hile playing, be sure to engage with the crowd. You don’t have to be a frontman.
Just point at someone and say “Yeah!”
Make eye contact, smile, spit beer if it’s appropriate.
What Equipment Do You Need To Start Gigging?
Part of guitarist’s pride and joy is their gear, make your you have quality equipment that can handle gigging, and that you keep up with the maintenance of it. Quality doesn’t mean expensive, it means being functional and getting the job done.
Things you should have at every gig:
- 2 setlist copies- make sure the font is large enough & can be seen on darkly lit stages
- Backup guitar(s) – at least one and is already in tune
- Extras strings, picks, and cables
- Guitar stand
- Extra amp accessories – tubes, fuses, power cord
- Batteries if you run pedals. Even if you run AC adapters, have extra batteries
Make sure you always have these accessories BEFORE your gig, especially strings and picks. Music stores aren’t typically open at 10 pm.
Equipment Specifics:: This question always comes up from students and on internet forums so we might as well discuss it here – Is my gear good enough?
if your guitar stays in tune and is not too hard to play then you’re covered. Don’t get hung up on wanting a $1500 guitar before your first gig. Remember, Kurt Cobain used a Fender Mustang, which is an inexpensive student guitar.
I would say you get a lot more mileage from a better amp than better guitar. A good amp can make an inexpensive guitar sound better than the other way around.
There are many routes you can take but if you are new to gigging, and/or don’t have a lot of disposable income, I would recommend getting a clean amp with pedals or a multi-effect pedalboard.
A pedal platform rig allows you to get a good sound at any volume, as well as a bigger variety of tones. Depending on your needs, 30-50 watts should cover you, more if your style of music warrants it. You can choose individual pedals or an all-in-one pedal board, this depends on the sounds you are going for and preference.
If you aren’t technically savvy and/or you prefer to have immediate access to change your sound, pedals are a great way to go. Individual pedals allow you to customize your sound on the fly and are very user-friendly.
If you are using more than a few pedals, consider mounting them on a board with a dedicated power supply. This means no individual AC adapter power plugs. Pedal mounted on a board versus individual pedals save you half the time, if not more.
A multi-effects pedalboard can be good if you have experience with pedals or the need is warranted.
Why am I giving a section to a guitar strap? It is the least discussed topic yet a very important part. I’ll try to keep this short – buy a strap that makes the guitar feel like an extension of your body. If you have a 6-10 pound piece of wood around your body for between 45 minutes to 4 hours a night, you’re going to feel it after a while. Spend the extra money and thank yourself later.
There are tons of guitar accessories that can make your life as a gigging music a lot easier.
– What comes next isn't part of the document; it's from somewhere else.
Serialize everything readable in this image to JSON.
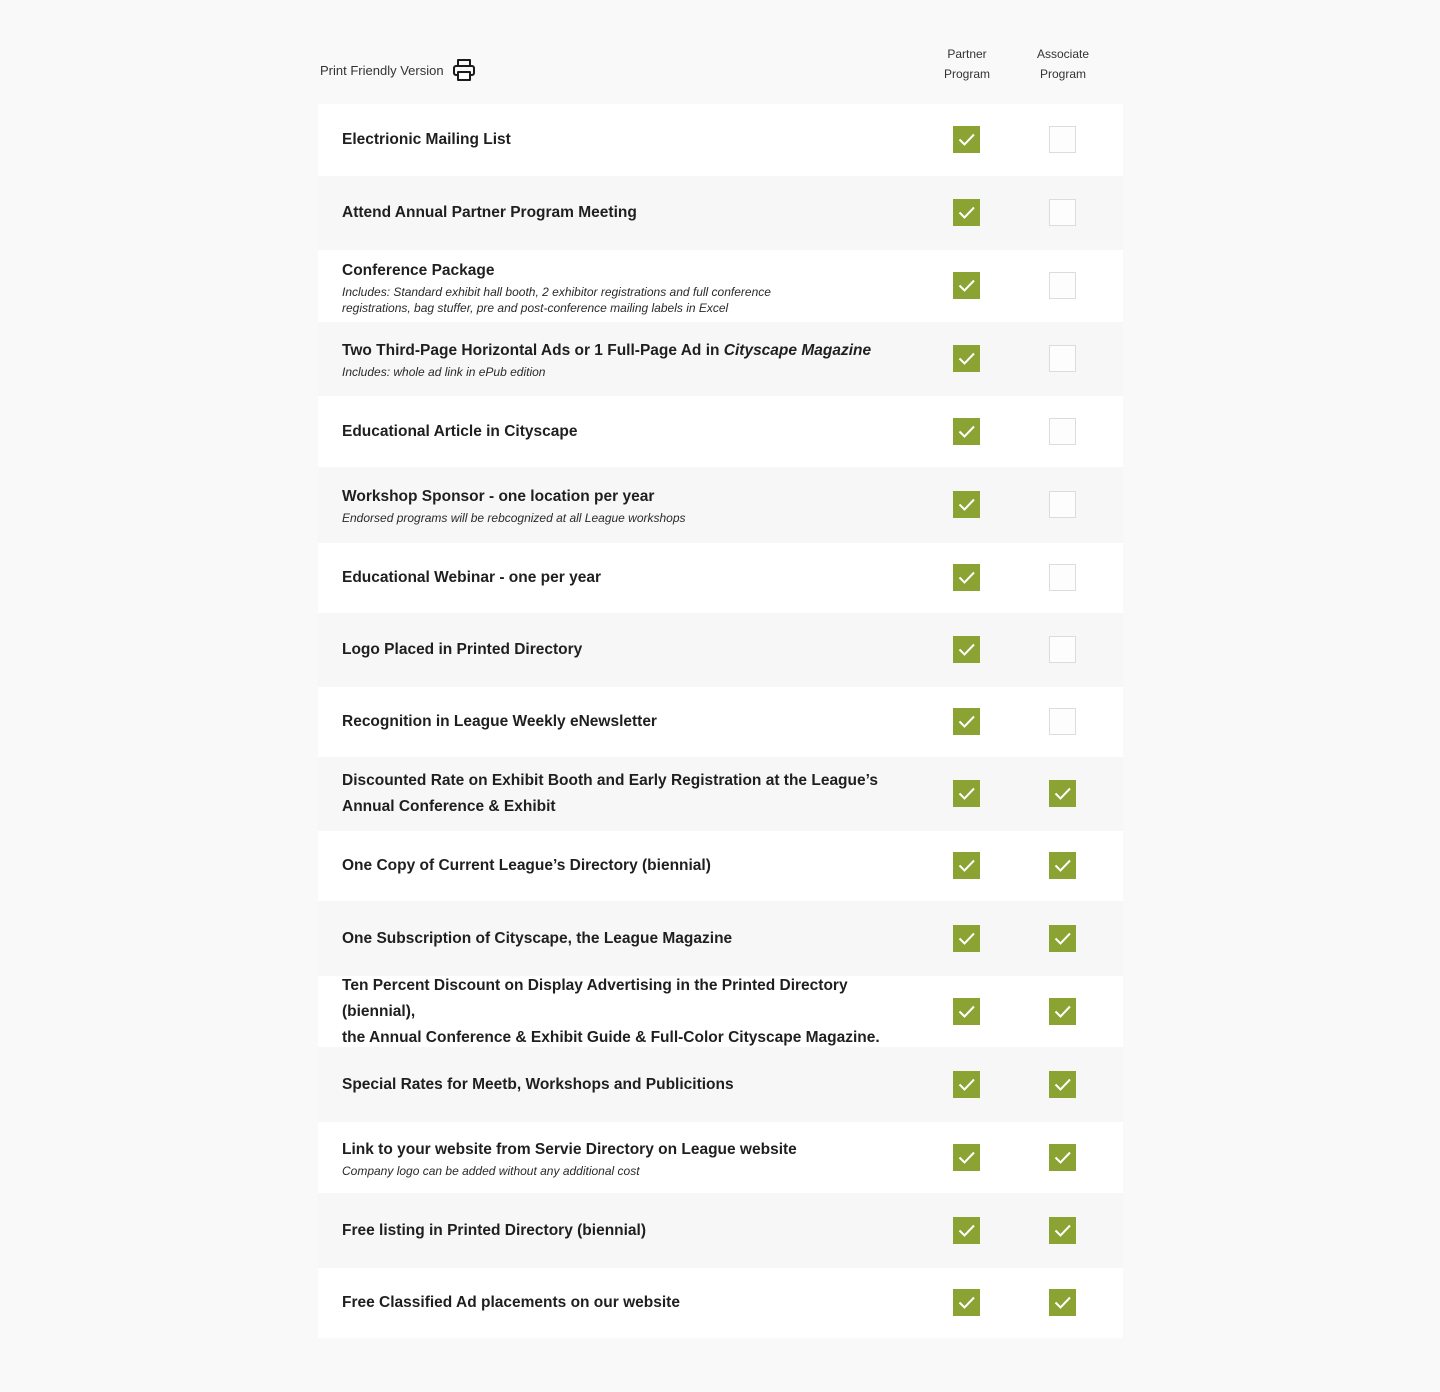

Check out this post covering 20 essential guitar accessories that every play must-have.
Performing live is a rewarding experience that not many musicians experience or do enough of. Mostly due to not knowing how to get there or feel they are not ready because they see people at the finish line instead of the race they just ran. Use, and refer back to, these tips to help you achieve that.